Task: Starting with the first line and ending with the last, copy the entries word for word.

◇ ◇ ◇ ◇

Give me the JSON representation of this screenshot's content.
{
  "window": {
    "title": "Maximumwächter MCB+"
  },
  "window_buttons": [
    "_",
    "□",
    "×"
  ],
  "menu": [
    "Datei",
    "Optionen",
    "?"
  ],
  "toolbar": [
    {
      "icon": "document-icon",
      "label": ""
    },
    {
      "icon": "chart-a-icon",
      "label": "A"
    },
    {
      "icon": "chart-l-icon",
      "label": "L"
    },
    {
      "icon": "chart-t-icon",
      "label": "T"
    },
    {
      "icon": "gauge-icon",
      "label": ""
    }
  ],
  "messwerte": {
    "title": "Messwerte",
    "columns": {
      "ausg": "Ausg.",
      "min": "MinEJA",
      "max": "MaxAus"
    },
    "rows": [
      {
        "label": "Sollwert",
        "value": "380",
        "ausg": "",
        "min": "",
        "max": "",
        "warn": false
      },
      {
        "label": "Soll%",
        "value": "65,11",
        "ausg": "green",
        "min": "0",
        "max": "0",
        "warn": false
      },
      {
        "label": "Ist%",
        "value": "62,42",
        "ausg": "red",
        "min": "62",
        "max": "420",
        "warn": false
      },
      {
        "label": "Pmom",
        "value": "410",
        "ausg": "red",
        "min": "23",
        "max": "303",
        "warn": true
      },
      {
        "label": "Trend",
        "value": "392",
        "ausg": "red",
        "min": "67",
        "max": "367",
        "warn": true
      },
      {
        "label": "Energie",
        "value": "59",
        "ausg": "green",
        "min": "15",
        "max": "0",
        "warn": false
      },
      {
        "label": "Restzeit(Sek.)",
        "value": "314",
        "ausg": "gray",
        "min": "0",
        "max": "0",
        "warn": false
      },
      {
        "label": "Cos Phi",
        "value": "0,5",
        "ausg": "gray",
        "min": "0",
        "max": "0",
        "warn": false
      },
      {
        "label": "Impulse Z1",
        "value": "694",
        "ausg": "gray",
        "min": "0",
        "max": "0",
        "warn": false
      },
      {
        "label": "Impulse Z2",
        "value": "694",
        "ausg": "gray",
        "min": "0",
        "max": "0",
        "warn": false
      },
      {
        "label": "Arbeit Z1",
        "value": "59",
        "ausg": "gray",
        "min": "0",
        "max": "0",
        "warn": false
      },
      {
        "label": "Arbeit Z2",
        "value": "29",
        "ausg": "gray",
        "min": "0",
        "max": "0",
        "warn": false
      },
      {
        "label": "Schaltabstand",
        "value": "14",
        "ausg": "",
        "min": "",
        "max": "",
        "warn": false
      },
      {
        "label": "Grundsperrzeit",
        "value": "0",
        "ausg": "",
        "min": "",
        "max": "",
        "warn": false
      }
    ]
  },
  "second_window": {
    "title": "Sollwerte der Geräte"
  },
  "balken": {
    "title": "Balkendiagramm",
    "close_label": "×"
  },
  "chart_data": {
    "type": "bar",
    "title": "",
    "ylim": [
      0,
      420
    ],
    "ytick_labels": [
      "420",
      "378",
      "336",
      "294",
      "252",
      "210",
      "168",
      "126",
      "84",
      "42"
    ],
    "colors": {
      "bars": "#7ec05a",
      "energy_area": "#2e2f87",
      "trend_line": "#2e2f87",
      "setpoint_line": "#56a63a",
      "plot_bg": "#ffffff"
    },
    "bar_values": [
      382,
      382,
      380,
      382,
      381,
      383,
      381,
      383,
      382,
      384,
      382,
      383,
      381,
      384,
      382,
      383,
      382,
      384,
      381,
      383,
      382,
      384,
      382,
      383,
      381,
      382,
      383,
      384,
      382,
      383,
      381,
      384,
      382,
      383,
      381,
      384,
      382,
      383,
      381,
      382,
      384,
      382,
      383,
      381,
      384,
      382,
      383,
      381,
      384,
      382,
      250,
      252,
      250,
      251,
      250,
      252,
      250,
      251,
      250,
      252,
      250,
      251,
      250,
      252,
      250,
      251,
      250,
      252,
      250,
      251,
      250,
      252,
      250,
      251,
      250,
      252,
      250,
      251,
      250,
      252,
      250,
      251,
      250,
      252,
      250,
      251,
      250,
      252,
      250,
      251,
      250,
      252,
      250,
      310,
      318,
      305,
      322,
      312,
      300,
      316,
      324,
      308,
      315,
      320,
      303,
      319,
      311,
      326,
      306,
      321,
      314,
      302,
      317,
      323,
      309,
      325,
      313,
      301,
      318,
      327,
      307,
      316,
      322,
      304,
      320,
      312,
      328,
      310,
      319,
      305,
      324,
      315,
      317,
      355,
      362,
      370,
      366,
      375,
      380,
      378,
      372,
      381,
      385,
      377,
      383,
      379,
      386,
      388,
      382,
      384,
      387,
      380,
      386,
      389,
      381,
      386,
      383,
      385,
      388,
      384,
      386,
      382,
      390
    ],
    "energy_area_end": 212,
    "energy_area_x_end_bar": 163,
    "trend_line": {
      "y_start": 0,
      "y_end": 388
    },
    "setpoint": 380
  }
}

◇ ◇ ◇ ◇

Written response:
Give me the JSON representation of this screenshot's content.
{
  "window": {
    "title": "Maximumwächter MCB+"
  },
  "window_buttons": [
    "_",
    "□",
    "×"
  ],
  "menu": [
    "Datei",
    "Optionen",
    "?"
  ],
  "toolbar": [
    {
      "icon": "document-icon",
      "label": ""
    },
    {
      "icon": "chart-a-icon",
      "label": "A"
    },
    {
      "icon": "chart-l-icon",
      "label": "L"
    },
    {
      "icon": "chart-t-icon",
      "label": "T"
    },
    {
      "icon": "gauge-icon",
      "label": ""
    }
  ],
  "messwerte": {
    "title": "Messwerte",
    "columns": {
      "ausg": "Ausg.",
      "min": "MinEJA",
      "max": "MaxAus"
    },
    "rows": [
      {
        "label": "Sollwert",
        "value": "380",
        "ausg": "",
        "min": "",
        "max": "",
        "warn": false
      },
      {
        "label": "Soll%",
        "value": "65,11",
        "ausg": "green",
        "min": "0",
        "max": "0",
        "warn": false
      },
      {
        "label": "Ist%",
        "value": "62,42",
        "ausg": "red",
        "min": "62",
        "max": "420",
        "warn": false
      },
      {
        "label": "Pmom",
        "value": "410",
        "ausg": "red",
        "min": "23",
        "max": "303",
        "warn": true
      },
      {
        "label": "Trend",
        "value": "392",
        "ausg": "red",
        "min": "67",
        "max": "367",
        "warn": true
      },
      {
        "label": "Energie",
        "value": "59",
        "ausg": "green",
        "min": "15",
        "max": "0",
        "warn": false
      },
      {
        "label": "Restzeit(Sek.)",
        "value": "314",
        "ausg": "gray",
        "min": "0",
        "max": "0",
        "warn": false
      },
      {
        "label": "Cos Phi",
        "value": "0,5",
        "ausg": "gray",
        "min": "0",
        "max": "0",
        "warn": false
      },
      {
        "label": "Impulse Z1",
        "value": "694",
        "ausg": "gray",
        "min": "0",
        "max": "0",
        "warn": false
      },
      {
        "label": "Impulse Z2",
        "value": "694",
        "ausg": "gray",
        "min": "0",
        "max": "0",
        "warn": false
      },
      {
        "label": "Arbeit Z1",
        "value": "59",
        "ausg": "gray",
        "min": "0",
        "max": "0",
        "warn": false
      },
      {
        "label": "Arbeit Z2",
        "value": "29",
        "ausg": "gray",
        "min": "0",
        "max": "0",
        "warn": false
      },
      {
        "label": "Schaltabstand",
        "value": "14",
        "ausg": "",
        "min": "",
        "max": "",
        "warn": false
      },
      {
        "label": "Grundsperrzeit",
        "value": "0",
        "ausg": "",
        "min": "",
        "max": "",
        "warn": false
      }
    ]
  },
  "second_window": {
    "title": "Sollwerte der Geräte"
  },
  "balken": {
    "title": "Balkendiagramm",
    "close_label": "×"
  },
  "chart_data": {
    "type": "bar",
    "title": "",
    "ylim": [
      0,
      420
    ],
    "ytick_labels": [
      "420",
      "378",
      "336",
      "294",
      "252",
      "210",
      "168",
      "126",
      "84",
      "42"
    ],
    "colors": {
      "bars": "#7ec05a",
      "energy_area": "#2e2f87",
      "trend_line": "#2e2f87",
      "setpoint_line": "#56a63a",
      "plot_bg": "#ffffff"
    },
    "bar_values": [
      382,
      382,
      380,
      382,
      381,
      383,
      381,
      383,
      382,
      384,
      382,
      383,
      381,
      384,
      382,
      383,
      382,
      384,
      381,
      383,
      382,
      384,
      382,
      383,
      381,
      382,
      383,
      384,
      382,
      383,
      381,
      384,
      382,
      383,
      381,
      384,
      382,
      383,
      381,
      382,
      384,
      382,
      383,
      381,
      384,
      382,
      383,
      381,
      384,
      382,
      250,
      252,
      250,
      251,
      250,
      252,
      250,
      251,
      250,
      252,
      250,
      251,
      250,
      252,
      250,
      251,
      250,
      252,
      250,
      251,
      250,
      252,
      250,
      251,
      250,
      252,
      250,
      251,
      250,
      252,
      250,
      251,
      250,
      252,
      250,
      251,
      250,
      252,
      250,
      251,
      250,
      252,
      250,
      310,
      318,
      305,
      322,
      312,
      300,
      316,
      324,
      308,
      315,
      320,
      303,
      319,
      311,
      326,
      306,
      321,
      314,
      302,
      317,
      323,
      309,
      325,
      313,
      301,
      318,
      327,
      307,
      316,
      322,
      304,
      320,
      312,
      328,
      310,
      319,
      305,
      324,
      315,
      317,
      355,
      362,
      370,
      366,
      375,
      380,
      378,
      372,
      381,
      385,
      377,
      383,
      379,
      386,
      388,
      382,
      384,
      387,
      380,
      386,
      389,
      381,
      386,
      383,
      385,
      388,
      384,
      386,
      382,
      390
    ],
    "energy_area_end": 212,
    "energy_area_x_end_bar": 163,
    "trend_line": {
      "y_start": 0,
      "y_end": 388
    },
    "setpoint": 380
  }
}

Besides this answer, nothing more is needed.